Figure 1: Percent Tool Use, by PIVOT Training Participation
Nearly all respondents (97%) indicated they believed their internet skills were adequate to teach their course(s) and posting and receiving assignments worked smoothly (91%). As illustrated by Figure 2, of those who sought support during the Fall2020 term, the majority (63%) submitted a ticket through UMBC’s request tracker system. Around half of respondents also gained assistance through PIVOT training or from their colleagues.
Figure 2: Percent of Respondents Leveraging Resource
The qualitative comments followed several primary themes, one of which was a concern for the quality of online instruction compared with traditional f2f instruction. In general, the harshest criticisms appeared to originate from instructors who did not participate in PIVOT. These qualitative descriptions complement the quantitative data, which indicate 63% percent of instructors would most like additional improvements to support Learner Engagement, while 45% of instructors would like to get a better handle on the best tools to fit their unique instructional needs. Additionally, there were voiced for the tools that were available for instruction, both articulated as there being too many choices and not the correct ones for their interests, particularly around synchronous instruction (e.g., disapproving of Bb Collaborate or WebEx while lauding Zoom or Google). Another area of concern was physical access to technology for both students and instructors. This element is echoed in the likert-type data, where 20% did not agree with the evaluation that the technology available to them during the fall was sufficient for teaching synchronously (e.g., students’ use of Chromebooks, lack of web cameras, or poor internet access).

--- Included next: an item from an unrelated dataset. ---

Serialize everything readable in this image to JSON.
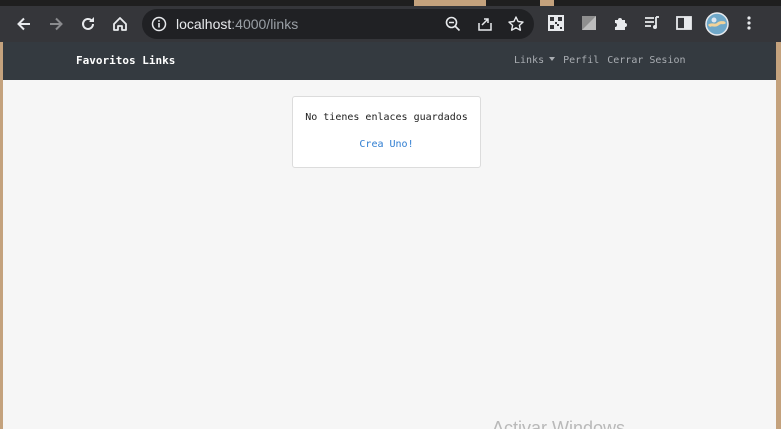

However there were also many comments supporting the transition to away from fully f2f instruction, as exemplified by the Professor Adler’s quote at the top of this summary. Respondents voiced their appreciation for the support they received transitioning online, or described how they were able to grow pedagogically in online spaces and hoped to carry forward these new knowledges, skills, and abilities (KSAs) to their instruction once the university eventually moves back to some semblance of normal.
~ By Tom Penniston & Mariann Hawken